Pollution caused by plastic waste is already a concerning issue. Nevertheless, the United Nations expect the problem to double in scope by 2030. Mexican innovator Petgas patented a new way to deal with plastic: turning it into an efficient gasoline-like fuel to generate energy and power engines. It is now seeking to expand its production facilities.
In the past, plastic was seen as nothing short of a revolution. But the issue of plastic waste and its disastrous effect on the environment is becoming increasingly prevalent. To make matters worse, information from National Geographic shows that only 9 percent of so-called recyclable plastic is actually recycled. Many companies today are looking to address the issue by finding ways to make plastic biodegradable. Petgas has a different solution: through the process of non-catalytic pyrolysis, every thinkable form of plastic is turned from its solid form to gas in a process that creates zero emissions. The resulting fuel that the company compares to either gasoline or diesel contains no sulfur and has 50 percent less emissions when burned compared to traditional fossil fuels. “Petgas has managed to turn the problem of plastic pollution in a clean energy source,” the company told Forbes. According to Petgas, the resulting fuel is 15 percent below the currently inflated gasoline prices, ensuring that end users do not pay more for fueling their cars.
Over the course of 2021, the company attracted US$2.9 million in financing. Petgas aims to invest US$2.4 million in a pyrolysis plant to be located in Apodaca, Nuevo Leon, with a predicted capacity to turn 12 tons of plastic into fuel per day. "The projection is to invest US$24 million over the next five years, so that the plant reaches a capacity to process a 150 tons per day,” Petgas’ CEO, Pablo Chico, told El Norte in August 2021. Another plant in Chihuahua is being developed as well. Together, the plants will produce 4,800l of gasoline, 2,800l of diesel, 1,200l of kerosene, 500l of liquefied gas and 500l of paraffin. “We consider that the industry established in the north of Mexico is the touchstone for companies throughout the country to accelerate the adoption of best ecological practices around plastic, such as its transformation into fuel,” Chico added. Petgas said last year that it wants to construct eight new plants across the nation in 2022, using further investment.

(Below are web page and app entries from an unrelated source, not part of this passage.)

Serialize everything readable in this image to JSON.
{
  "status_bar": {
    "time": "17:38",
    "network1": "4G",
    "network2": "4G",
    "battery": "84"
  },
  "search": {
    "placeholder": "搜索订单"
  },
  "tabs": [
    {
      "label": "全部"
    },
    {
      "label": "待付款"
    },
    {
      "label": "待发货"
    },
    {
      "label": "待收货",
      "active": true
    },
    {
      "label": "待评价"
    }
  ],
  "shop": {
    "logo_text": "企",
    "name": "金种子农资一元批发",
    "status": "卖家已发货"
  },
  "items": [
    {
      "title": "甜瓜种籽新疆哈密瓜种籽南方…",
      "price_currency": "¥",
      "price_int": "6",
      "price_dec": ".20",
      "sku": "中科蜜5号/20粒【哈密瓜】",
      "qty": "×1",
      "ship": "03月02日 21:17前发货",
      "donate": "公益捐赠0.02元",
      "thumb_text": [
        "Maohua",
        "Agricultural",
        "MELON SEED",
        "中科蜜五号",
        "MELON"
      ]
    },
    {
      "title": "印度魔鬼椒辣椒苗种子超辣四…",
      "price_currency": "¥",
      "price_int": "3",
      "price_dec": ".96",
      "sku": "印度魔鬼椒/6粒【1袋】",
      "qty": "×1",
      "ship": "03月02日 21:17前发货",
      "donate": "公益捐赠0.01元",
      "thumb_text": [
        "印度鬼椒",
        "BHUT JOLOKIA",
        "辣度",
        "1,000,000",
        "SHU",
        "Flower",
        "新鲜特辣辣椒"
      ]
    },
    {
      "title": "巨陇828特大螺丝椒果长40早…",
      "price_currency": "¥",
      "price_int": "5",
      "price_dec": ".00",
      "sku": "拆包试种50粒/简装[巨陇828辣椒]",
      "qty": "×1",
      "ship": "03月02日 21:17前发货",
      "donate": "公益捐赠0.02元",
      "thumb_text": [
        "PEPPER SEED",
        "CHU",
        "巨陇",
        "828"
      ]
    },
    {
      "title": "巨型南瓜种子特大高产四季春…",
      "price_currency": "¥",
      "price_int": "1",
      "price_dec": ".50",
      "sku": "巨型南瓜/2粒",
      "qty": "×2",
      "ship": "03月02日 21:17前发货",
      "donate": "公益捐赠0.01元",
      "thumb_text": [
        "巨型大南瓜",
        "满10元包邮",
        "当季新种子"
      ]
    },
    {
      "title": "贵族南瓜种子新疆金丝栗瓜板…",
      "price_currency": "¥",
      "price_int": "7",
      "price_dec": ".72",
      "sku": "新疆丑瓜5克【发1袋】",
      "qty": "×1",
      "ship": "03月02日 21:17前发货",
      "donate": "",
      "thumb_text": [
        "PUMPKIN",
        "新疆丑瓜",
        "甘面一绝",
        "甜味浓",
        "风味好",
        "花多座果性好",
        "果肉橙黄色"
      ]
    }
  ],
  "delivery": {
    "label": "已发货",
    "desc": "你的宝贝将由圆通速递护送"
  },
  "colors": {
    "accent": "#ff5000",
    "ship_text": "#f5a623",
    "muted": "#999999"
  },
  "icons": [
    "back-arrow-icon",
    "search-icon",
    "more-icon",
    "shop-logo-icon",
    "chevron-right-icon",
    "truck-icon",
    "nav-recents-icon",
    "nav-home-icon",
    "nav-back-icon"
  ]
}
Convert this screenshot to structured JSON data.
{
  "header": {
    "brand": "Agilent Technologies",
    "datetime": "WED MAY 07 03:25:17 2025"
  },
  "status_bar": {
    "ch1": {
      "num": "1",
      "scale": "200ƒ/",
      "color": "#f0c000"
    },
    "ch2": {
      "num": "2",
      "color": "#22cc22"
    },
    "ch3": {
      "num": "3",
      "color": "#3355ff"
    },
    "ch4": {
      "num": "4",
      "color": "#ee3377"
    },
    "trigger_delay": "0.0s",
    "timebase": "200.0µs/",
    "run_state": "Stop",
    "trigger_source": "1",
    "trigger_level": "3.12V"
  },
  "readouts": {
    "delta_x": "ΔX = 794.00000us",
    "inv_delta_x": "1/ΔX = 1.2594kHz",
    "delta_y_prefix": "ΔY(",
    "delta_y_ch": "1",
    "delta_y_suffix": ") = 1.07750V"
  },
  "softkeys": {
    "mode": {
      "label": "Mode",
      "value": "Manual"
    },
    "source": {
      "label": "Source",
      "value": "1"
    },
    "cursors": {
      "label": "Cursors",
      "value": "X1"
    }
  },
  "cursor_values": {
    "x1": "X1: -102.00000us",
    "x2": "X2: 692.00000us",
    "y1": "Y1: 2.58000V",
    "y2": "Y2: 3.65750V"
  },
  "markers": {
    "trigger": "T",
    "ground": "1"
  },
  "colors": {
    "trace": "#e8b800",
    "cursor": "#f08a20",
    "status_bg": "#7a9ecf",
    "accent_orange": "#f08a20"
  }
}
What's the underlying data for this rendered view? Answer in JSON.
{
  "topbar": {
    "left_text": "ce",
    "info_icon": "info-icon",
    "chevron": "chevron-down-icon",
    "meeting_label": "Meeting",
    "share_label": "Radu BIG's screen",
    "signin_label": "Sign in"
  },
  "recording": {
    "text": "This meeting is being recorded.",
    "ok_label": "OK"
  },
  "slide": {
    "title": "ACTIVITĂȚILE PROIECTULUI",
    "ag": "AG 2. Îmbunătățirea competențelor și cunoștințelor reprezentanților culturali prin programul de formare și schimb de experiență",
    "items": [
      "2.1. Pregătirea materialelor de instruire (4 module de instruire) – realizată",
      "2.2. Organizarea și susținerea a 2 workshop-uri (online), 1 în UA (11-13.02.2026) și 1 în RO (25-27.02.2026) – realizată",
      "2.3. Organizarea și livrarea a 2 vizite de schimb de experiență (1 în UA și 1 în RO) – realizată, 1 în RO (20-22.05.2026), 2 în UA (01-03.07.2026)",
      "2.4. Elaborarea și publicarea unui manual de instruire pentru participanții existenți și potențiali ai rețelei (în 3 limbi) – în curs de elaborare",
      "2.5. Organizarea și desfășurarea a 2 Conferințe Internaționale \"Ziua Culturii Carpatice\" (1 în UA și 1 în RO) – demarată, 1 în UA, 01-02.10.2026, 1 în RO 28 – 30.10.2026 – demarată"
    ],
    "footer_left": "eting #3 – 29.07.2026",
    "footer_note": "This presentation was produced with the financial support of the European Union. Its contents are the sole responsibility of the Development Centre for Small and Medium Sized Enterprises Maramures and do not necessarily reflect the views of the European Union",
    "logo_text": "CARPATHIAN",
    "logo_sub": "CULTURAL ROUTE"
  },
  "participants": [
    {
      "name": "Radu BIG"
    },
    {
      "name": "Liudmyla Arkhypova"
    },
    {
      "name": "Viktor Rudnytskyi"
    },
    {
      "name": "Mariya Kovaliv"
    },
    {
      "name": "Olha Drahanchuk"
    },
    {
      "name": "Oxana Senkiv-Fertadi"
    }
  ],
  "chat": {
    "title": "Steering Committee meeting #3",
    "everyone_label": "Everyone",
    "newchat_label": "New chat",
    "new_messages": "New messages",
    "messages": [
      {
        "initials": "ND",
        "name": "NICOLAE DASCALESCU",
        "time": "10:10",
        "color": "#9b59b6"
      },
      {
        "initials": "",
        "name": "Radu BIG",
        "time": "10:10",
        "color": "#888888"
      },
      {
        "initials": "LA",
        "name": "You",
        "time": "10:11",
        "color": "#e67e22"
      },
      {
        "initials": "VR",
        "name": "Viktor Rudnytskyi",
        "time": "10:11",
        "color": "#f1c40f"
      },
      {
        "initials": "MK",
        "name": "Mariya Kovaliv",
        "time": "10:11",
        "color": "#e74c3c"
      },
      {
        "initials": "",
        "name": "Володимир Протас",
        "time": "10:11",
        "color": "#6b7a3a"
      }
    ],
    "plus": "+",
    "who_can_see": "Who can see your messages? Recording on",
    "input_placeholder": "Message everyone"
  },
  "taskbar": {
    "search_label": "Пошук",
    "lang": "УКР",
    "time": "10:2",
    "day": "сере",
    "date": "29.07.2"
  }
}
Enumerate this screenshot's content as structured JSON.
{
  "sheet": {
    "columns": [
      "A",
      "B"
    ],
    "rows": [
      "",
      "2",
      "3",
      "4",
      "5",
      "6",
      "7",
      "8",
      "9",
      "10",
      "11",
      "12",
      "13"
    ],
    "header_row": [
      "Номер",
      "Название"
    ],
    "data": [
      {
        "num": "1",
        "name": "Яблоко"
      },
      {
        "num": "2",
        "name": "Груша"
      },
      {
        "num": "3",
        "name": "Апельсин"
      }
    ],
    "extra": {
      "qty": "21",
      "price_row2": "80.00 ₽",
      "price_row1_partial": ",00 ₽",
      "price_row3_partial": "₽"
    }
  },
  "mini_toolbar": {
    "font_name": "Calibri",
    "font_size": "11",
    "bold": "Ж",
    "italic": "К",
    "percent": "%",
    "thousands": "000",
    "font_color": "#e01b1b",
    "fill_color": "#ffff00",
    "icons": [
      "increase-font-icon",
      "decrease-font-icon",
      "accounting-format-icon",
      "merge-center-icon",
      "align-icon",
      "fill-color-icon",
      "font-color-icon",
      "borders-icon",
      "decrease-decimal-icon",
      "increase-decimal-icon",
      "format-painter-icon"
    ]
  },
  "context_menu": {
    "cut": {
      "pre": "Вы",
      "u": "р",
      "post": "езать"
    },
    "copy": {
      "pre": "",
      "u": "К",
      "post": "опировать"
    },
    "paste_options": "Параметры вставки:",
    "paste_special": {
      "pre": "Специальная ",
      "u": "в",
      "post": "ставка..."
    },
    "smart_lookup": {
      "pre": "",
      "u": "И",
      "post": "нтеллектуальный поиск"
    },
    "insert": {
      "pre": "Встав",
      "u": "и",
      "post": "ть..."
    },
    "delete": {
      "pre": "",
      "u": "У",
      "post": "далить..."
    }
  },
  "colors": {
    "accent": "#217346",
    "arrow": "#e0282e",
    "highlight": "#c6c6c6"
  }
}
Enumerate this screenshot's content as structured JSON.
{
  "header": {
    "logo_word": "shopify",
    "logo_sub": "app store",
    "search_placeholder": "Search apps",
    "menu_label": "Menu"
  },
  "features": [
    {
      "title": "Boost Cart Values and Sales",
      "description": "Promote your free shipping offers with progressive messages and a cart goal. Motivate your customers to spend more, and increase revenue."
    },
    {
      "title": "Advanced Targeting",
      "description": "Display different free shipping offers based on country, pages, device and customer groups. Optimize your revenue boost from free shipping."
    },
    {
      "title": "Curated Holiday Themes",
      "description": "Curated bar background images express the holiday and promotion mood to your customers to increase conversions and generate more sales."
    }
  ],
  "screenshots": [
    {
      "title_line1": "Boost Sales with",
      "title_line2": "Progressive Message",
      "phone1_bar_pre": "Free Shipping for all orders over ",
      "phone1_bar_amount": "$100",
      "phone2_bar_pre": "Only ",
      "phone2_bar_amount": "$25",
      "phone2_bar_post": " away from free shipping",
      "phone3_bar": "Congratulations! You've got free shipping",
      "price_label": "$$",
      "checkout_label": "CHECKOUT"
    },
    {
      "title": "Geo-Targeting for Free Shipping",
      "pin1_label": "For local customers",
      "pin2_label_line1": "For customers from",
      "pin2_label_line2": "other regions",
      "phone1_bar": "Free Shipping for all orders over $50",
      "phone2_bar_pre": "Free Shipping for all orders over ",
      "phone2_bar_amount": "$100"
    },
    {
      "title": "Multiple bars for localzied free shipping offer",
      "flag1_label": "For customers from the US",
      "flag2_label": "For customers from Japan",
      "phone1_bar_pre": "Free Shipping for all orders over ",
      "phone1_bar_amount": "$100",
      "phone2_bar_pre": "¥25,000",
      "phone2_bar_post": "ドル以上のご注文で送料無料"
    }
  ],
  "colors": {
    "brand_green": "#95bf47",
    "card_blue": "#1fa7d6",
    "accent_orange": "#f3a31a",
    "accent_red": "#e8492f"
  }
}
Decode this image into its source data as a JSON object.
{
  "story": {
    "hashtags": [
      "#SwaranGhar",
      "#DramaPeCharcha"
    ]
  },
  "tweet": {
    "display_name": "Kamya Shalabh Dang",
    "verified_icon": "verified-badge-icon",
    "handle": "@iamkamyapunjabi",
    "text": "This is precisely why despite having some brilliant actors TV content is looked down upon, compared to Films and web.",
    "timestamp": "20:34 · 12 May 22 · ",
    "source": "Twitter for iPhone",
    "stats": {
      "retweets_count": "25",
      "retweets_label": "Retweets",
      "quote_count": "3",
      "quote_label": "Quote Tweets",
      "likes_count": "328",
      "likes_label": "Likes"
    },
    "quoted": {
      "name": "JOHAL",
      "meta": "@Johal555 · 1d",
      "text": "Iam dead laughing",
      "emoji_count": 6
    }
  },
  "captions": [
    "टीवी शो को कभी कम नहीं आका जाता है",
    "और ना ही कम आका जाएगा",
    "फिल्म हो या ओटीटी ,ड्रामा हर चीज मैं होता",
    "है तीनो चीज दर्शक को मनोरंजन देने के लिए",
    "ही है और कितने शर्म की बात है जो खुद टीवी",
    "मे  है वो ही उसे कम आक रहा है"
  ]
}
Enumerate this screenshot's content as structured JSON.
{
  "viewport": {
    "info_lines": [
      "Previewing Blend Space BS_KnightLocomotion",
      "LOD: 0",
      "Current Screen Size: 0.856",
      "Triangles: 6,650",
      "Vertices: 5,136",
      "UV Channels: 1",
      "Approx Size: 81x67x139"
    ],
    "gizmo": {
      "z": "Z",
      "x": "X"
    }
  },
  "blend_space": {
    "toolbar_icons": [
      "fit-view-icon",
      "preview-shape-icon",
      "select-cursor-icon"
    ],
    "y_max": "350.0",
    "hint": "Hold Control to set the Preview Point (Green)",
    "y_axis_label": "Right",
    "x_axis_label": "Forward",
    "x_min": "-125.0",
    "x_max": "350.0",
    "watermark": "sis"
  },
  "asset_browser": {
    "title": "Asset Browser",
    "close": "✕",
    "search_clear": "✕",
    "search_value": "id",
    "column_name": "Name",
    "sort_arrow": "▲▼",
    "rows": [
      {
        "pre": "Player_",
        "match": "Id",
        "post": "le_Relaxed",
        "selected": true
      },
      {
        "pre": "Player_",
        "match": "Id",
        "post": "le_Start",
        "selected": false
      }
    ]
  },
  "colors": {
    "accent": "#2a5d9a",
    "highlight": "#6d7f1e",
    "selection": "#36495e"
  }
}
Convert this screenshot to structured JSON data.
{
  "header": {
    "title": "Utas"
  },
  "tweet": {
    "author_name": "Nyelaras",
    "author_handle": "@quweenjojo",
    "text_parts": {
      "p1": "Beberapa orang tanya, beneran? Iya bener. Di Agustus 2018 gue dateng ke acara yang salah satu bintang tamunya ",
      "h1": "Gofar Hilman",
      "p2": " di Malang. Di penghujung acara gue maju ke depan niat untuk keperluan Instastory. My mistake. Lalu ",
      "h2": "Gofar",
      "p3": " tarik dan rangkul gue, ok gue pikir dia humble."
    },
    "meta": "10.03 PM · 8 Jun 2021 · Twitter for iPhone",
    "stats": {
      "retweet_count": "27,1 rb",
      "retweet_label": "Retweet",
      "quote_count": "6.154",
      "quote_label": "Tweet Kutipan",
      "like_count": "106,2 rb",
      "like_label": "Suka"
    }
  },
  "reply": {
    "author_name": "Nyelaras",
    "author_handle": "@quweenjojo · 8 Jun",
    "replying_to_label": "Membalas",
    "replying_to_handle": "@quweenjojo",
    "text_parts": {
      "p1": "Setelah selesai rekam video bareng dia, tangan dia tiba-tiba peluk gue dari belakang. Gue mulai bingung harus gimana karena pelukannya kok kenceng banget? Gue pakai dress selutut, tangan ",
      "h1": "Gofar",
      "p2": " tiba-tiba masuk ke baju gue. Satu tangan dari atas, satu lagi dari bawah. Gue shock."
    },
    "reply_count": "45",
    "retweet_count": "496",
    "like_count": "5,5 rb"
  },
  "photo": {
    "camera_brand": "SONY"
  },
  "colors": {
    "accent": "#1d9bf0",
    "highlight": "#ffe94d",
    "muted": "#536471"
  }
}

Waste-to-energy, which either turns waste into fuel or generates electricity and heat from its treatment, has been used for centuries. Gases emanating from landfills can similarly be utilized. Despite its promise to tackle two issues at once, gathering enough fuel to impact the energy matrix can be challenging. For this reason, waste-to-energy and biomass-focused projects seek sustainable sources to convert to energy.